## The task
Scan the data below for the string "false". Copy every line where it appears.

(Data records for software interfaces)
━━━━

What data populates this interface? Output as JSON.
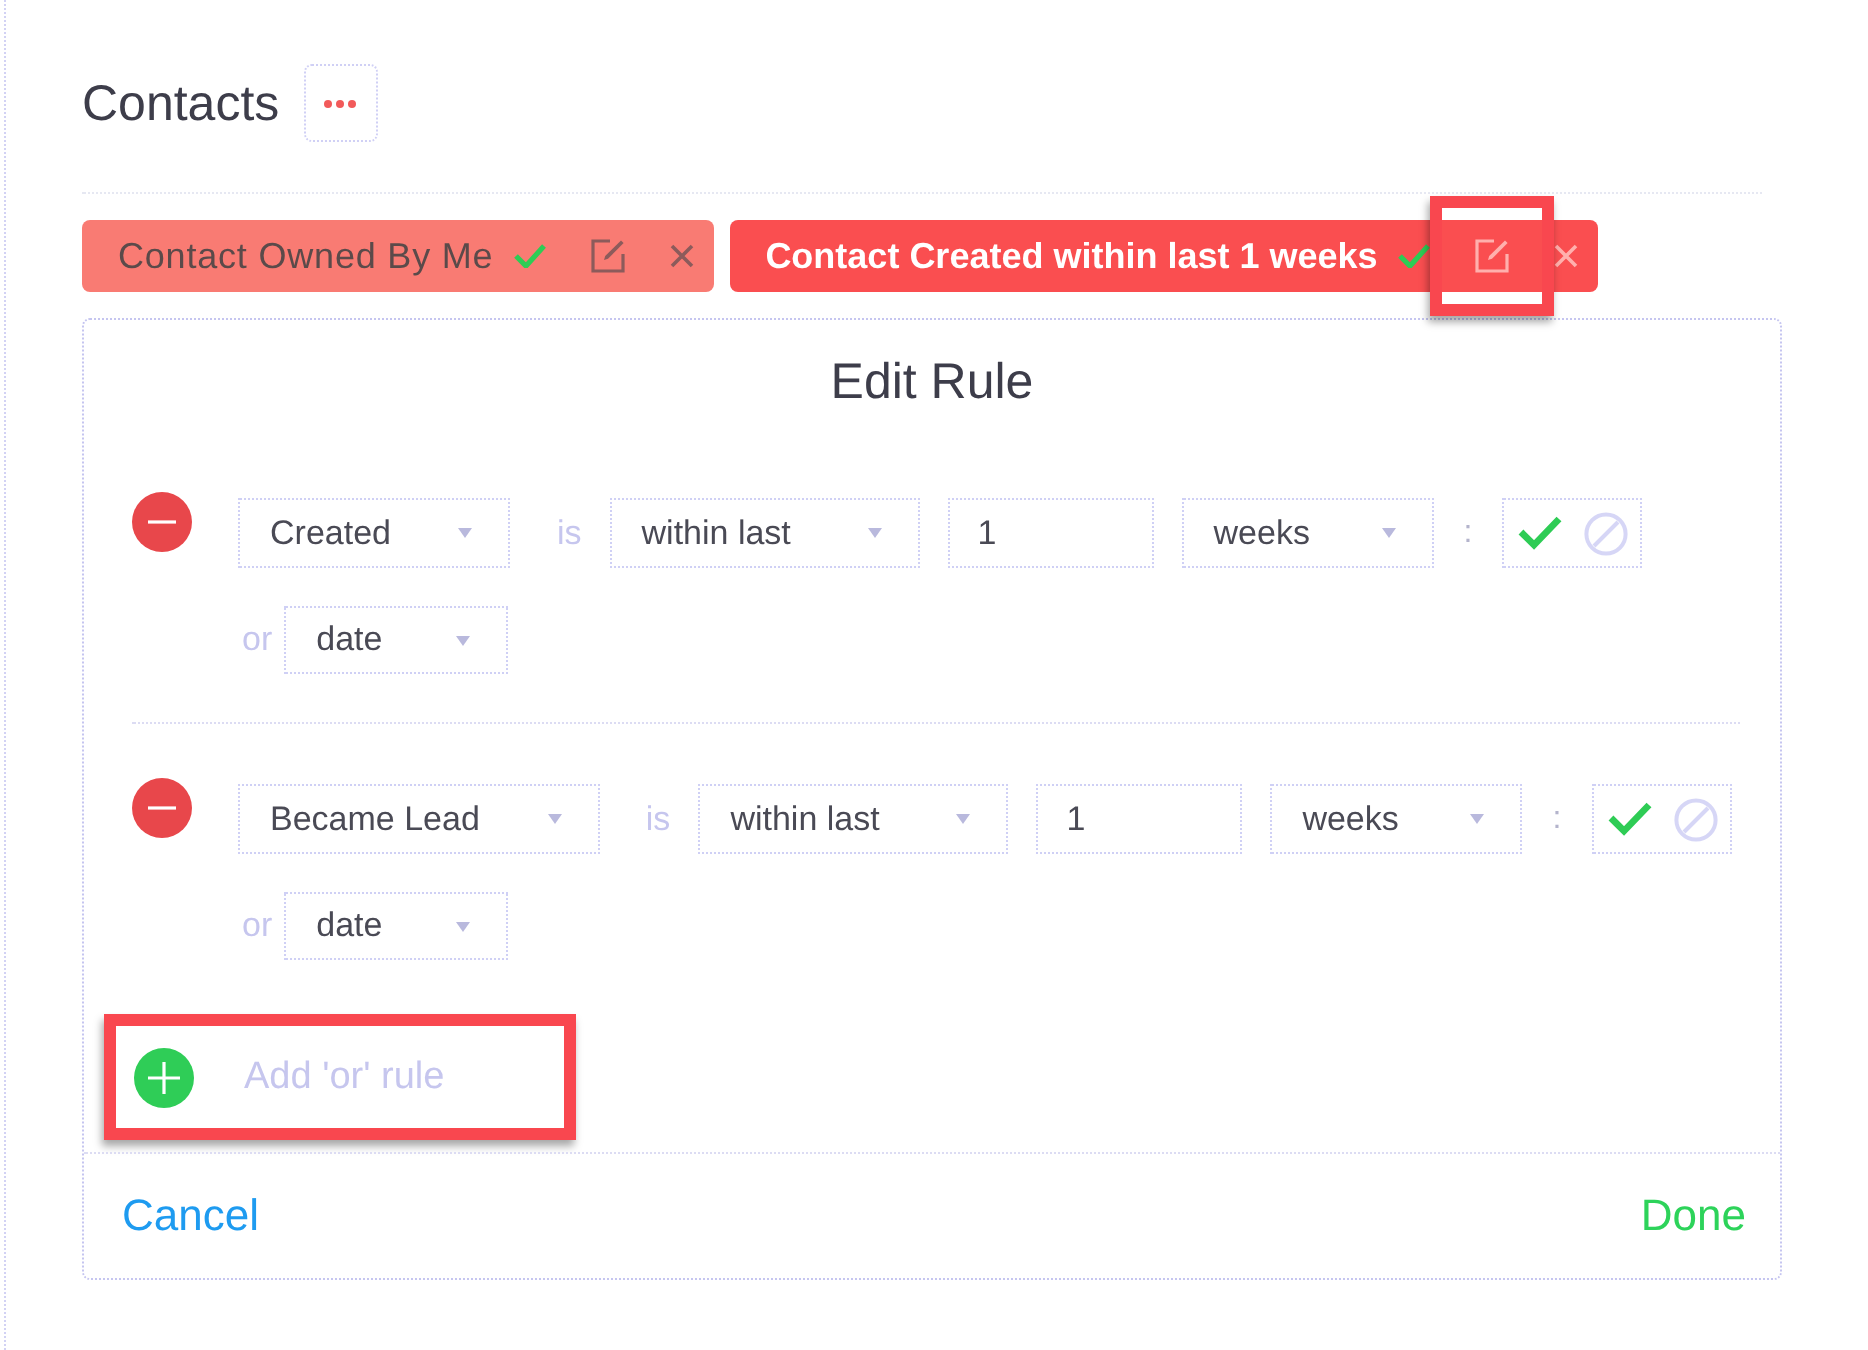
{
  "header": {
    "title": "Contacts"
  },
  "filters": [
    {
      "label": "Contact Owned By Me",
      "selected": false,
      "edit_highlighted": false
    },
    {
      "label": "Contact Created within last 1 weeks",
      "selected": true,
      "edit_highlighted": true
    }
  ],
  "edit_rule": {
    "title": "Edit Rule",
    "rules": [
      {
        "field": "Created",
        "operator_label": "is",
        "operator": "within last",
        "value": "1",
        "unit": "weeks",
        "separator": ":",
        "options": [
          {
            "kind": "include",
            "selected": true
          },
          {
            "kind": "exclude",
            "selected": false
          }
        ],
        "or_label": "or",
        "alt_field": "date"
      },
      {
        "field": "Became Lead",
        "operator_label": "is",
        "operator": "within last",
        "value": "1",
        "unit": "weeks",
        "separator": ":",
        "options": [
          {
            "kind": "include",
            "selected": true
          },
          {
            "kind": "exclude",
            "selected": false
          }
        ],
        "or_label": "or",
        "alt_field": "date"
      }
    ],
    "add_rule": {
      "label": "Add 'or' rule",
      "highlighted": true
    },
    "cancel": "Cancel",
    "done": "Done"
  }
}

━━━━

## Final answer
      "selected": false,
      "edit_highlighted": false
            "selected": false
            "selected": false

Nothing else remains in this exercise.